But you can’t stop there. You also have to take into consideration the debt that you may be left with post-marriage dissolution.
What debts are subject to division
Debts that are considered marital in nature will be subjected to equitable division, which doesn’t necessarily mean that your debts will be divided evenly amongst you and your spouse. Common marital debts include:
- Auto loans
- Equity lines of credit
- Credit card debt
- Medical debt
But before agreeing to take on some of this debt post-divorce, you need to carefully consider whether it’s actually marital debt. This means assessing when the debt was accumulated and whether you actually benefited from the debt.
If you can’t negotiate a settlement in regard to how to handle your marital debt, then a judge will decide for you. When making that decision, the judge will consider a number of other factors, including each of the following:
- Contributions made to the family during the marriage
- The length of the marriage
- Each party’s financial positioning post-divorce
- Each party’s ability to pay the debt
- Which party will have primary physical custody of any children from the marriage
- Each party’s earnings capacity and current income
- The physical and mental condition of each spouse
These factors leave a lot of room for argument, so as you navigate your divorce, you’ll want to make sure that you’re developing the strong legal arguments that you need on your side.
How to deal with debt after divorce
If you’re heading for divorce, then you’re probably stressed about how you’re going to handle your debt and maintain your lifestyle. That’s a justifiable concern.

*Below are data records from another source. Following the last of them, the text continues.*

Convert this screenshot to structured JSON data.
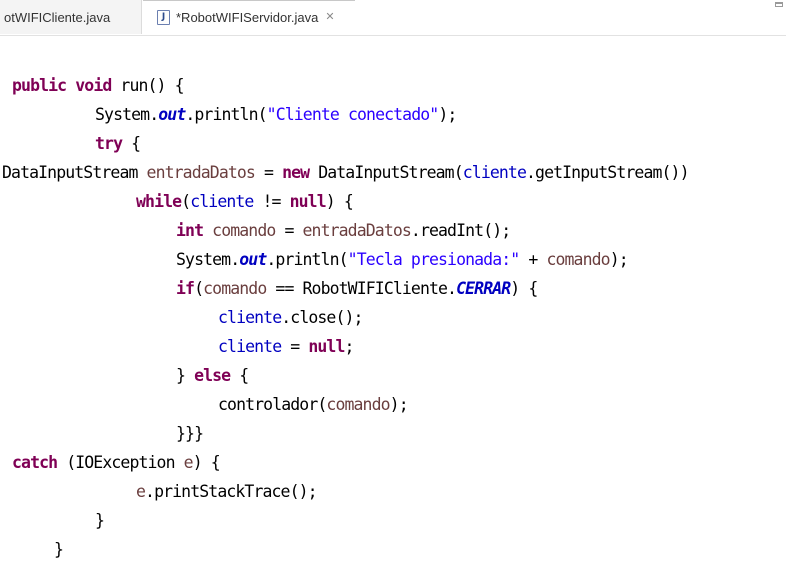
{
  "tabs": {
    "inactive_label": "otWIFICliente.java",
    "active_icon": "java-file-icon",
    "active_label": "*RobotWIFIServidor.java",
    "close_glyph": "✕"
  },
  "code": {
    "l1": {
      "kw_public": "public",
      "kw_void": "void",
      "rest": " run() {"
    },
    "l2": {
      "a": "System.",
      "out": "out",
      "b": ".println(",
      "str": "\"Cliente conectado\"",
      "c": ");"
    },
    "l3": {
      "kw_try": "try",
      "rest": " {"
    },
    "l4": {
      "a": "DataInputStream ",
      "var": "entradaDatos",
      "b": " = ",
      "kw_new": "new",
      "c": " DataInputStream(",
      "field": "cliente",
      "d": ".getInputStream())"
    },
    "l5": {
      "kw_while": "while",
      "a": "(",
      "field": "cliente",
      "b": " != ",
      "kw_null": "null",
      "c": ") {"
    },
    "l6": {
      "kw_int": "int",
      "a": " ",
      "var": "comando",
      "b": " = ",
      "var2": "entradaDatos",
      "c": ".readInt();"
    },
    "l7": {
      "a": "System.",
      "out": "out",
      "b": ".println(",
      "str": "\"Tecla presionada:\"",
      "c": " + ",
      "var": "comando",
      "d": ");"
    },
    "l8": {
      "kw_if": "if",
      "a": "(",
      "var": "comando",
      "b": " == RobotWIFICliente.",
      "const": "CERRAR",
      "c": ") {"
    },
    "l9": {
      "field": "cliente",
      "rest": ".close();"
    },
    "l10": {
      "field": "cliente",
      "a": " = ",
      "kw_null": "null",
      "b": ";"
    },
    "l11": {
      "a": "} ",
      "kw_else": "else",
      "b": " {"
    },
    "l12": {
      "a": "controlador(",
      "var": "comando",
      "b": ");"
    },
    "l13": {
      "text": "}}}"
    },
    "l14": {
      "kw_catch": "catch",
      "a": " (IOException ",
      "var": "e",
      "b": ") {"
    },
    "l15": {
      "var": "e",
      "rest": ".printStackTrace();"
    },
    "l16": {
      "text": "}"
    },
    "l17": {
      "text": "}"
    }
  },
  "colors": {
    "keyword": "#7f0055",
    "string": "#2a00ff",
    "field": "#0000c0",
    "local_variable": "#6a3e3e"
  }
}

Here are some steps that you can take to hopefully makes things a little easier:
- Set up automatic payments
- Put bill due dates on your calendar so that you can better keep track of them
- Ensure that you don’t have any jointly-held debt with your former spouse
- Sell off assets that you no longer need, especially if they’re expensive and you’re going to struggle to make payments on them
- Develop a repayment plan that ensures financial stability but also puts you in a position to pay off debt as quickly as possible
There’s no one approach that is best to tackling your debt post-divorce. Instead, you’ll need to come up with a strategy that works best for you. That means knowing which debts are in play, how to negotiate a fair debt outcome, and how to address the debt that’s been left to you.
Take control of your divorce
Far too many people either try to navigate their divorce on their own, or they don’t take an aggressive approach to protect their interests. Don’t let this happen to you. If you do, then you could end up facing a less than desirable financial situation after your divorce is finalized.